mud-walls one or two feet high between them. There is nothing 
large about them, but they are wonderfully neat The walls 1 
just mentioned are as carefially smoothed and as mathematically 
accurate in their lines as it is possible for a Jap to make them, 
and that is saying a great deal. Rice is the principal product, 
so far as I could judge, and naturally so, for it forms the staple 
food of the i>eople. The villages alon^ the route are numerous ; 
in fact, one is at times tempted to thmk it is one long street of 
houses. Irrigation is carried on largely, nearly every possible 
inch of ground being cultivated.
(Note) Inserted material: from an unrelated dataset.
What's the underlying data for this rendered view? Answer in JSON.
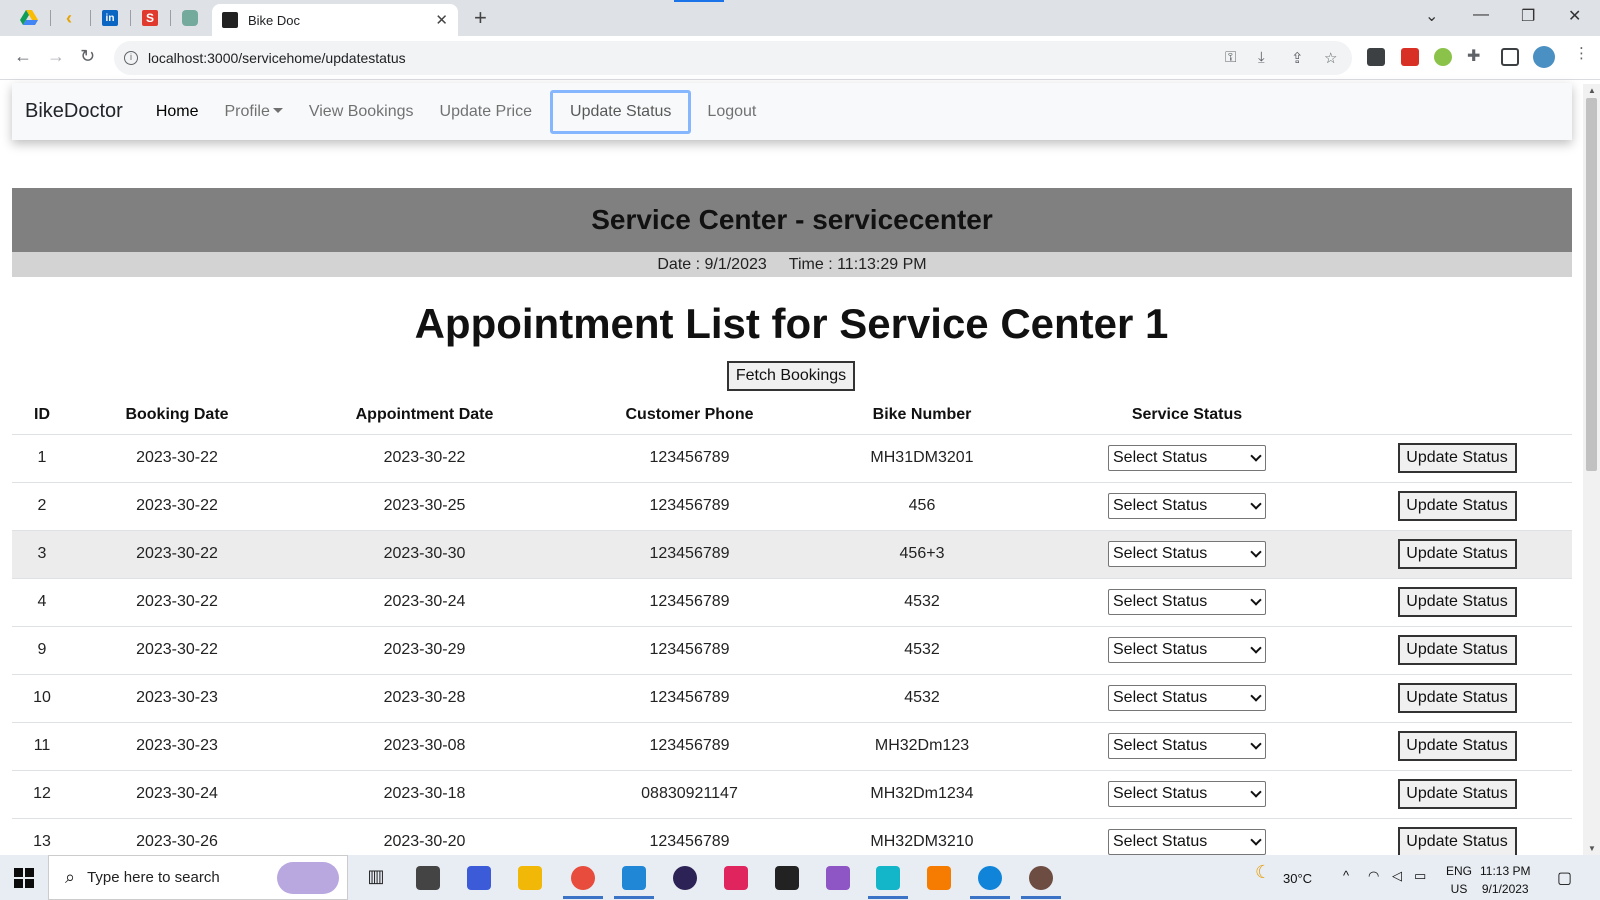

Water-wheels are to oe seen 
everywhere, and water-power is apparently used whenever pos- 
sible, chiefly, I think, in some process (which I do not under- 
stand) in the d3reing of cloths by indigo, which seems a very 
common occupation throughout the country. Traffic is pret